What to work on: Each line of the data that mentions the string "items" needs to be identified and copied.

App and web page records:
- - -

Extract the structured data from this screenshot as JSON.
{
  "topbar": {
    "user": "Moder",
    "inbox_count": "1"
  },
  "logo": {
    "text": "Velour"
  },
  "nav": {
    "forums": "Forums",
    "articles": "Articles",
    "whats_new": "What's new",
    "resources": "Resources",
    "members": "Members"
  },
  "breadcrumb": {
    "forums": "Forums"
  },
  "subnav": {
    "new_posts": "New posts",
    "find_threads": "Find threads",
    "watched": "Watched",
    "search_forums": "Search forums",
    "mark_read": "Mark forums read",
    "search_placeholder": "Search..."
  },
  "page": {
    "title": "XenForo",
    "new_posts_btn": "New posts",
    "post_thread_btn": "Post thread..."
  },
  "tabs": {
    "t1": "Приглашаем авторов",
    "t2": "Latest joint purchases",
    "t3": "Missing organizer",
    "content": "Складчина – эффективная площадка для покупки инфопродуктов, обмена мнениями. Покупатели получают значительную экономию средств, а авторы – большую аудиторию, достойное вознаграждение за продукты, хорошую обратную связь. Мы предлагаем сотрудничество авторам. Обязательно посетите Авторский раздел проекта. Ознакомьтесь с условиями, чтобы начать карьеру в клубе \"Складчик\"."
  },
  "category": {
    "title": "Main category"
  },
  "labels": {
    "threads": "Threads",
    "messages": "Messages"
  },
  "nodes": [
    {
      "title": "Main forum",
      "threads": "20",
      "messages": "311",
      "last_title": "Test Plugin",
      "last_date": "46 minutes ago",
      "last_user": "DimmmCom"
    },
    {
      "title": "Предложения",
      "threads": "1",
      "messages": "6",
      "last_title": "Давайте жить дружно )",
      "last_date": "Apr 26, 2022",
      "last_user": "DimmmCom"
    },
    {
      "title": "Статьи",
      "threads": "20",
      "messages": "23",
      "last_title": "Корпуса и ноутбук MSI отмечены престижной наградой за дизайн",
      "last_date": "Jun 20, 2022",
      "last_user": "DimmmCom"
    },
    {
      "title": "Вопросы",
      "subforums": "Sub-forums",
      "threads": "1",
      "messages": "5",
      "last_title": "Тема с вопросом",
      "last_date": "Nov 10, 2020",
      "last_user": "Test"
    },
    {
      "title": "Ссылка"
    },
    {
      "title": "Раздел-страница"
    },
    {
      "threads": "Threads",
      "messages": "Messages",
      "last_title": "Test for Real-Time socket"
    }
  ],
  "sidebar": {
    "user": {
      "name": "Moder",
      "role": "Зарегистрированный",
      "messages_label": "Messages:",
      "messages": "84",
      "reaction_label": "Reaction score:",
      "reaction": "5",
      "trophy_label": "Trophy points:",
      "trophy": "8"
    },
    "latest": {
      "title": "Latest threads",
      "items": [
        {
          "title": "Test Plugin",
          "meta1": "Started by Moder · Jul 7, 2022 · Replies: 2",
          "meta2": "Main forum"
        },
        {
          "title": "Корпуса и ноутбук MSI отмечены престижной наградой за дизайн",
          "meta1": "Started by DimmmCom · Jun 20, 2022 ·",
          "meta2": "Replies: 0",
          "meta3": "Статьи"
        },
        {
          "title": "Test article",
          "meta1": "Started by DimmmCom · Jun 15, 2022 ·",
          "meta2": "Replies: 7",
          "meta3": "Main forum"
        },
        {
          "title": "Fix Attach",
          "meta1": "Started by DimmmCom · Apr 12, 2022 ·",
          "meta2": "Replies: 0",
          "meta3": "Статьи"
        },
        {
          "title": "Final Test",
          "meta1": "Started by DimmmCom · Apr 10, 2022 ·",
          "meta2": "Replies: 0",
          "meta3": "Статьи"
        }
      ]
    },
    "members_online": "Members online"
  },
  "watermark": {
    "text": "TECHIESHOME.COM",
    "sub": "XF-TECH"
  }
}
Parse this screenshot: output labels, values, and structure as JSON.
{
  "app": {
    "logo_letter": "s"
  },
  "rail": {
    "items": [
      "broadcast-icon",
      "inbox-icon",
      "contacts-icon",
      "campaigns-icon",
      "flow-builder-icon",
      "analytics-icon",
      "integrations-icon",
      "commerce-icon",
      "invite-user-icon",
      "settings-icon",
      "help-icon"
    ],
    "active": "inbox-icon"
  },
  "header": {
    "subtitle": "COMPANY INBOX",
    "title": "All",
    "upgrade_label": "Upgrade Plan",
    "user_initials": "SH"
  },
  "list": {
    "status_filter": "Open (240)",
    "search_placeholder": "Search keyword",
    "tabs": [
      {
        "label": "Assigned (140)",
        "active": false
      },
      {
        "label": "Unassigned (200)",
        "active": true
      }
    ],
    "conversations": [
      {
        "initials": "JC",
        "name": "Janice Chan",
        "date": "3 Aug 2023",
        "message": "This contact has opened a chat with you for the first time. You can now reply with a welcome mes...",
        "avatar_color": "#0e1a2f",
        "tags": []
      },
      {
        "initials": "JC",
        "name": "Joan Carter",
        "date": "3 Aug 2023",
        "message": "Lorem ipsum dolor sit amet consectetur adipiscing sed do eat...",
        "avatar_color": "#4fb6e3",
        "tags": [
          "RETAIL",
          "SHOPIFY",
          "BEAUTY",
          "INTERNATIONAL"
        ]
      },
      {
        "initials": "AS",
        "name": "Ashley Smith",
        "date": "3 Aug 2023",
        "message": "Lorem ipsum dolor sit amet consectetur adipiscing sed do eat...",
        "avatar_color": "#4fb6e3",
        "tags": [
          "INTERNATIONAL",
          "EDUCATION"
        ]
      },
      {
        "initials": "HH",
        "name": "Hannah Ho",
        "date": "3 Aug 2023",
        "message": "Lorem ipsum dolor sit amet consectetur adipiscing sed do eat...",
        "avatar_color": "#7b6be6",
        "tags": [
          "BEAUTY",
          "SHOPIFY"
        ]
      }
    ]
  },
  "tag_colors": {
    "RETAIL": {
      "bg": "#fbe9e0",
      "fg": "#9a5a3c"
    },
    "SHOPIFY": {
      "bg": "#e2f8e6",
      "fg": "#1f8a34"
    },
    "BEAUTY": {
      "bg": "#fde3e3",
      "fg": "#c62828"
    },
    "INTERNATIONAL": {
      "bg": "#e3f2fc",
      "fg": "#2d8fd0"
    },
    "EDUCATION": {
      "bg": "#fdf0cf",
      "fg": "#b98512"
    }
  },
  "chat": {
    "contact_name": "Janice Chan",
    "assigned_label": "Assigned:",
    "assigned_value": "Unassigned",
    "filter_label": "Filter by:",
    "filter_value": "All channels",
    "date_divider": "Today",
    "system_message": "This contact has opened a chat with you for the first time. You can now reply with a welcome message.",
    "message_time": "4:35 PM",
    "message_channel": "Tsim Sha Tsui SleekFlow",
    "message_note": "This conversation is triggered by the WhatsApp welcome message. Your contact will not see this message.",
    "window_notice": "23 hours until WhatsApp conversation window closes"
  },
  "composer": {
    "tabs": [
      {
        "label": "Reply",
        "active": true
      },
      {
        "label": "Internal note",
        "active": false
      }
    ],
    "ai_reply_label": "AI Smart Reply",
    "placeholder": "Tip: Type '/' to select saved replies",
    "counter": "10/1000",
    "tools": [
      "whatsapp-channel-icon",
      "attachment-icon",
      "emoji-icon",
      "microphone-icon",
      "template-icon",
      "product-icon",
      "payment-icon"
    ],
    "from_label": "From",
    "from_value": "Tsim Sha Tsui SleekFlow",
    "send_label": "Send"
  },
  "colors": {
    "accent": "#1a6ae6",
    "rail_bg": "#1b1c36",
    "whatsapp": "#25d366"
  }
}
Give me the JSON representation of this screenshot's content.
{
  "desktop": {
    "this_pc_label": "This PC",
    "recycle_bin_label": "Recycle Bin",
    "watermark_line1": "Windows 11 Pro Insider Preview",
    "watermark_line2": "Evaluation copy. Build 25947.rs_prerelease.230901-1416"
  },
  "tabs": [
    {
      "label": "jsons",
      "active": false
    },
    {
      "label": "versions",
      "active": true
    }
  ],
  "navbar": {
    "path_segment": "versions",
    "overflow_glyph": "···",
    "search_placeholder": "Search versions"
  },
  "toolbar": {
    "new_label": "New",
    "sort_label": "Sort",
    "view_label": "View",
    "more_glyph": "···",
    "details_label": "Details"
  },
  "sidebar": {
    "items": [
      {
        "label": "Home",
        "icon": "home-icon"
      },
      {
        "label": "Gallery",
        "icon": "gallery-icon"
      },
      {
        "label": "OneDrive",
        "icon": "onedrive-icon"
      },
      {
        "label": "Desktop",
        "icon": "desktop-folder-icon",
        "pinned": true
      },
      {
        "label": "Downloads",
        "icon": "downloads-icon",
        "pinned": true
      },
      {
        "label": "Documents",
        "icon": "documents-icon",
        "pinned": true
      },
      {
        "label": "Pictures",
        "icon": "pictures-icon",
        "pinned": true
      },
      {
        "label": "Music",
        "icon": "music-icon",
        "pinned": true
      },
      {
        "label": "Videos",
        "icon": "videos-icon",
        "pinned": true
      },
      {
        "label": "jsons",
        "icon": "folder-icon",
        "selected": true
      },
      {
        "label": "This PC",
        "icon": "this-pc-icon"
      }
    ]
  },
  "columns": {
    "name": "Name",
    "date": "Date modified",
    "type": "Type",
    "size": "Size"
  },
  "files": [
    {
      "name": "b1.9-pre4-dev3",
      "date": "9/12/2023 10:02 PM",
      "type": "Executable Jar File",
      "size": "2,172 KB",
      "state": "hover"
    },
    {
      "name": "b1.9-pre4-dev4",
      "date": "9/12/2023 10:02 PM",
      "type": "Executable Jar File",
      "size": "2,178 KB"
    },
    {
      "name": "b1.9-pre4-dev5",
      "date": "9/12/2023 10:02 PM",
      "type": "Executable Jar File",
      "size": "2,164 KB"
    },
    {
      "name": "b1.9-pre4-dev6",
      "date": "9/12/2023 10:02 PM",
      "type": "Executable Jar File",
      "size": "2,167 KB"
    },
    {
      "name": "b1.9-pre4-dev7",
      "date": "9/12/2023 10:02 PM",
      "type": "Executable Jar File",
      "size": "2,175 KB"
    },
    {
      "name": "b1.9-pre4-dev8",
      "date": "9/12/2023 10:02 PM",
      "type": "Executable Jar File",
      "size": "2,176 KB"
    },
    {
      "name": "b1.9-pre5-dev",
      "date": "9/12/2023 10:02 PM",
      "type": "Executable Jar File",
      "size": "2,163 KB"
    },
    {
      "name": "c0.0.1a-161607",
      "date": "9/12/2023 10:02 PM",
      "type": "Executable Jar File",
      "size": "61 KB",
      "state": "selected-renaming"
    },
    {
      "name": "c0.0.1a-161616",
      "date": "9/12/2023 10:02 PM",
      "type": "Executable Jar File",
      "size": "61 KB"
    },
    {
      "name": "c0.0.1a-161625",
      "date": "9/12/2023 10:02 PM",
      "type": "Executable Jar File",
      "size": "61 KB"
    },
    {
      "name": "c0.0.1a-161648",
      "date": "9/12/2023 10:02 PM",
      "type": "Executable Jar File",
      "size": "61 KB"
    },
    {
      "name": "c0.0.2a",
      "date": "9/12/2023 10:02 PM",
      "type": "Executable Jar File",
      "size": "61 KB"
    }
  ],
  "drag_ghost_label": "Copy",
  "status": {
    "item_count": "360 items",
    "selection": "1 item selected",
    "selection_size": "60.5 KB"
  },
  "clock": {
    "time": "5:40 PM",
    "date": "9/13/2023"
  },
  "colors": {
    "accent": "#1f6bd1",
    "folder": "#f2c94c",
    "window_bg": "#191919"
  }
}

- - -

Written response:
      "items": [
    "items": [
    "items": [
    "item_count": "360 items",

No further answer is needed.